(SUPPLIED INFORMATION Opens)

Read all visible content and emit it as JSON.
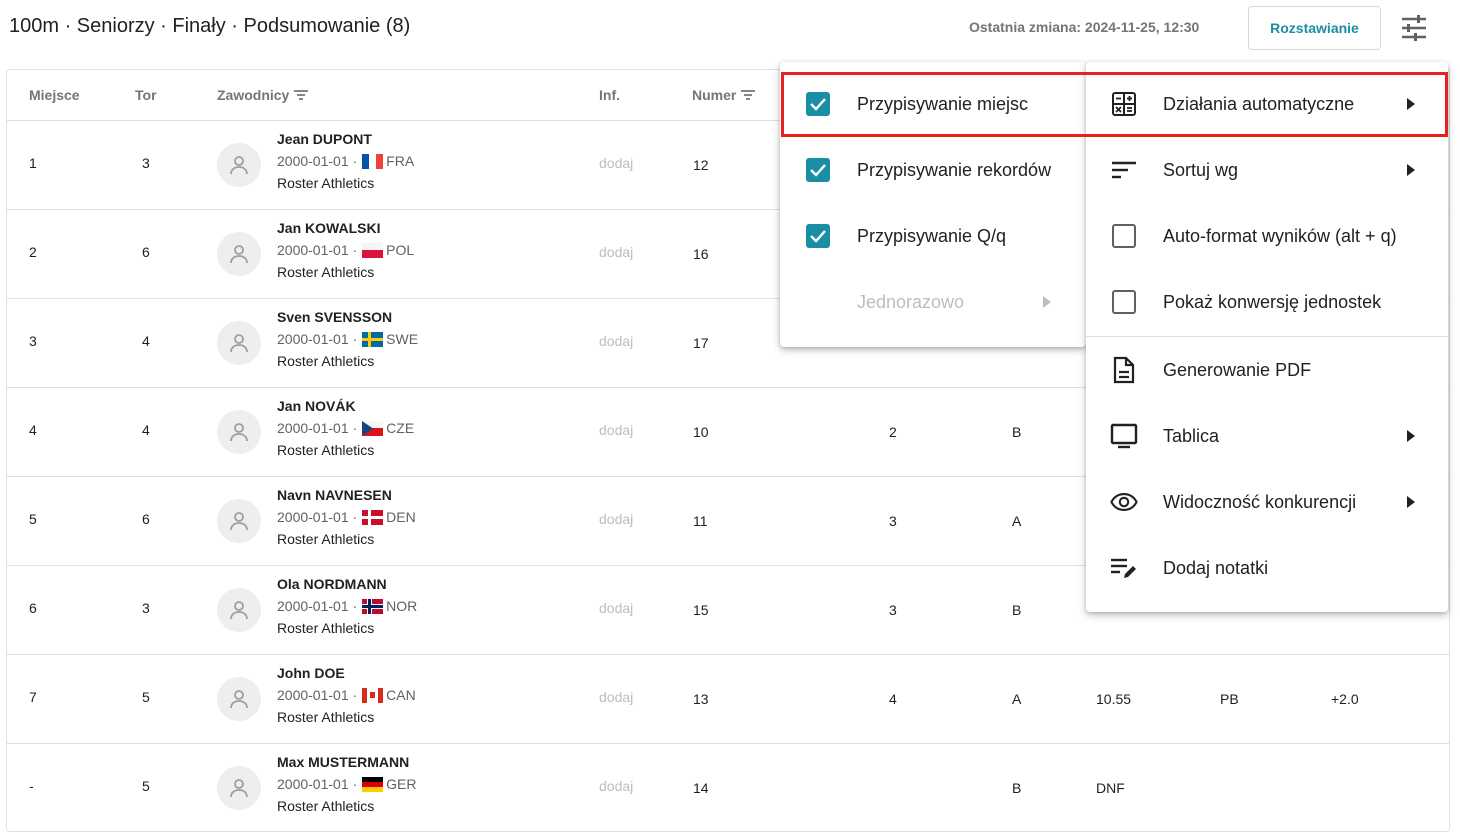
{
  "header": {
    "title": "100m · Seniorzy · Finały · Podsumowanie (8)",
    "last_change": "Ostatnia zmiana: 2024-11-25, 12:30",
    "seed_button": "Rozstawianie",
    "settings_icon": "tune-icon"
  },
  "table": {
    "columns": {
      "place": "Miejsce",
      "lane": "Tor",
      "athletes": "Zawodnicy",
      "info": "Inf.",
      "number": "Numer"
    },
    "rows": [
      {
        "place": "1",
        "lane": "3",
        "name": "Jean DUPONT",
        "dob": "2000-01-01 ·",
        "country": "FRA",
        "club": "Roster Athletics",
        "info": "dodaj",
        "number": "12",
        "heat": "",
        "group": "",
        "result": "",
        "record": "",
        "wind": ""
      },
      {
        "place": "2",
        "lane": "6",
        "name": "Jan KOWALSKI",
        "dob": "2000-01-01 ·",
        "country": "POL",
        "club": "Roster Athletics",
        "info": "dodaj",
        "number": "16",
        "heat": "",
        "group": "",
        "result": "",
        "record": "",
        "wind": ""
      },
      {
        "place": "3",
        "lane": "4",
        "name": "Sven SVENSSON",
        "dob": "2000-01-01 ·",
        "country": "SWE",
        "club": "Roster Athletics",
        "info": "dodaj",
        "number": "17",
        "heat": "",
        "group": "",
        "result": "",
        "record": "",
        "wind": ""
      },
      {
        "place": "4",
        "lane": "4",
        "name": "Jan NOVÁK",
        "dob": "2000-01-01 ·",
        "country": "CZE",
        "club": "Roster Athletics",
        "info": "dodaj",
        "number": "10",
        "heat": "2",
        "group": "B",
        "result": "",
        "record": "",
        "wind": ""
      },
      {
        "place": "5",
        "lane": "6",
        "name": "Navn NAVNESEN",
        "dob": "2000-01-01 ·",
        "country": "DEN",
        "club": "Roster Athletics",
        "info": "dodaj",
        "number": "11",
        "heat": "3",
        "group": "A",
        "result": "",
        "record": "",
        "wind": ""
      },
      {
        "place": "6",
        "lane": "3",
        "name": "Ola NORDMANN",
        "dob": "2000-01-01 ·",
        "country": "NOR",
        "club": "Roster Athletics",
        "info": "dodaj",
        "number": "15",
        "heat": "3",
        "group": "B",
        "result": "",
        "record": "",
        "wind": ""
      },
      {
        "place": "7",
        "lane": "5",
        "name": "John DOE",
        "dob": "2000-01-01 ·",
        "country": "CAN",
        "club": "Roster Athletics",
        "info": "dodaj",
        "number": "13",
        "heat": "4",
        "group": "A",
        "result": "10.55",
        "record": "PB",
        "wind": "+2.0"
      },
      {
        "place": "-",
        "lane": "5",
        "name": "Max MUSTERMANN",
        "dob": "2000-01-01 ·",
        "country": "GER",
        "club": "Roster Athletics",
        "info": "dodaj",
        "number": "14",
        "heat": "",
        "group": "B",
        "result": "DNF",
        "record": "",
        "wind": ""
      }
    ]
  },
  "submenu": {
    "items": [
      {
        "label": "Przypisywanie miejsc",
        "checked": true
      },
      {
        "label": "Przypisywanie rekordów",
        "checked": true
      },
      {
        "label": "Przypisywanie Q/q",
        "checked": true
      },
      {
        "label": "Jednorazowo",
        "disabled": true
      }
    ]
  },
  "menu": {
    "items": [
      {
        "label": "Działania automatyczne",
        "icon": "calculator-icon"
      },
      {
        "label": "Sortuj wg",
        "icon": "sort-icon"
      },
      {
        "label": "Auto-format wyników (alt + q)",
        "checked": false
      },
      {
        "label": "Pokaż konwersję jednostek",
        "checked": false
      },
      {
        "label": "Generowanie PDF",
        "icon": "document-icon"
      },
      {
        "label": "Tablica",
        "icon": "monitor-icon"
      },
      {
        "label": "Widoczność konkurencji",
        "icon": "eye-icon"
      },
      {
        "label": "Dodaj notatki",
        "icon": "edit-note-icon"
      }
    ]
  },
  "colors": {
    "accent": "#1a8fa3",
    "highlight": "#e52222"
  }
}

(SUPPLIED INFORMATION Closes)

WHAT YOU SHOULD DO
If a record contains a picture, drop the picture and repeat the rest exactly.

COMPLETED EXERCISE
Read all visible content and emit it as JSON.
{
  "header": {
    "title": "100m · Seniorzy · Finały · Podsumowanie (8)",
    "last_change": "Ostatnia zmiana: 2024-11-25, 12:30",
    "seed_button": "Rozstawianie",
    "settings_icon": "tune-icon"
  },
  "table": {
    "columns": {
      "place": "Miejsce",
      "lane": "Tor",
      "athletes": "Zawodnicy",
      "info": "Inf.",
      "number": "Numer"
    },
    "rows": [
      {
        "place": "1",
        "lane": "3",
        "name": "Jean DUPONT",
        "dob": "2000-01-01 ·",
        "country": "FRA",
        "club": "Roster Athletics",
        "info": "dodaj",
        "number": "12",
        "heat": "",
        "group": "",
        "result": "",
        "record": "",
        "wind": ""
      },
      {
        "place": "2",
        "lane": "6",
        "name": "Jan KOWALSKI",
        "dob": "2000-01-01 ·",
        "country": "POL",
        "club": "Roster Athletics",
        "info": "dodaj",
        "number": "16",
        "heat": "",
        "group": "",
        "result": "",
        "record": "",
        "wind": ""
      },
      {
        "place": "3",
        "lane": "4",
        "name": "Sven SVENSSON",
        "dob": "2000-01-01 ·",
        "country": "SWE",
        "club": "Roster Athletics",
        "info": "dodaj",
        "number": "17",
        "heat": "",
        "group": "",
        "result": "",
        "record": "",
        "wind": ""
      },
      {
        "place": "4",
        "lane": "4",
        "name": "Jan NOVÁK",
        "dob": "2000-01-01 ·",
        "country": "CZE",
        "club": "Roster Athletics",
        "info": "dodaj",
        "number": "10",
        "heat": "2",
        "group": "B",
        "result": "",
        "record": "",
        "wind": ""
      },
      {
        "place": "5",
        "lane": "6",
        "name": "Navn NAVNESEN",
        "dob": "2000-01-01 ·",
        "country": "DEN",
        "club": "Roster Athletics",
        "info": "dodaj",
        "number": "11",
        "heat": "3",
        "group": "A",
        "result": "",
        "record": "",
        "wind": ""
      },
      {
        "place": "6",
        "lane": "3",
        "name": "Ola NORDMANN",
        "dob": "2000-01-01 ·",
        "country": "NOR",
        "club": "Roster Athletics",
        "info": "dodaj",
        "number": "15",
        "heat": "3",
        "group": "B",
        "result": "",
        "record": "",
        "wind": ""
      },
      {
        "place": "7",
        "lane": "5",
        "name": "John DOE",
        "dob": "2000-01-01 ·",
        "country": "CAN",
        "club": "Roster Athletics",
        "info": "dodaj",
        "number": "13",
        "heat": "4",
        "group": "A",
        "result": "10.55",
        "record": "PB",
        "wind": "+2.0"
      },
      {
        "place": "-",
        "lane": "5",
        "name": "Max MUSTERMANN",
        "dob": "2000-01-01 ·",
        "country": "GER",
        "club": "Roster Athletics",
        "info": "dodaj",
        "number": "14",
        "heat": "",
        "group": "B",
        "result": "DNF",
        "record": "",
        "wind": ""
      }
    ]
  },
  "submenu": {
    "items": [
      {
        "label": "Przypisywanie miejsc",
        "checked": true
      },
      {
        "label": "Przypisywanie rekordów",
        "checked": true
      },
      {
        "label": "Przypisywanie Q/q",
        "checked": true
      },
      {
        "label": "Jednorazowo",
        "disabled": true
      }
    ]
  },
  "menu": {
    "items": [
      {
        "label": "Działania automatyczne",
        "icon": "calculator-icon"
      },
      {
        "label": "Sortuj wg",
        "icon": "sort-icon"
      },
      {
        "label": "Auto-format wyników (alt + q)",
        "checked": false
      },
      {
        "label": "Pokaż konwersję jednostek",
        "checked": false
      },
      {
        "label": "Generowanie PDF",
        "icon": "document-icon"
      },
      {
        "label": "Tablica",
        "icon": "monitor-icon"
      },
      {
        "label": "Widoczność konkurencji",
        "icon": "eye-icon"
      },
      {
        "label": "Dodaj notatki",
        "icon": "edit-note-icon"
      }
    ]
  },
  "colors": {
    "accent": "#1a8fa3",
    "highlight": "#e52222"
  }
}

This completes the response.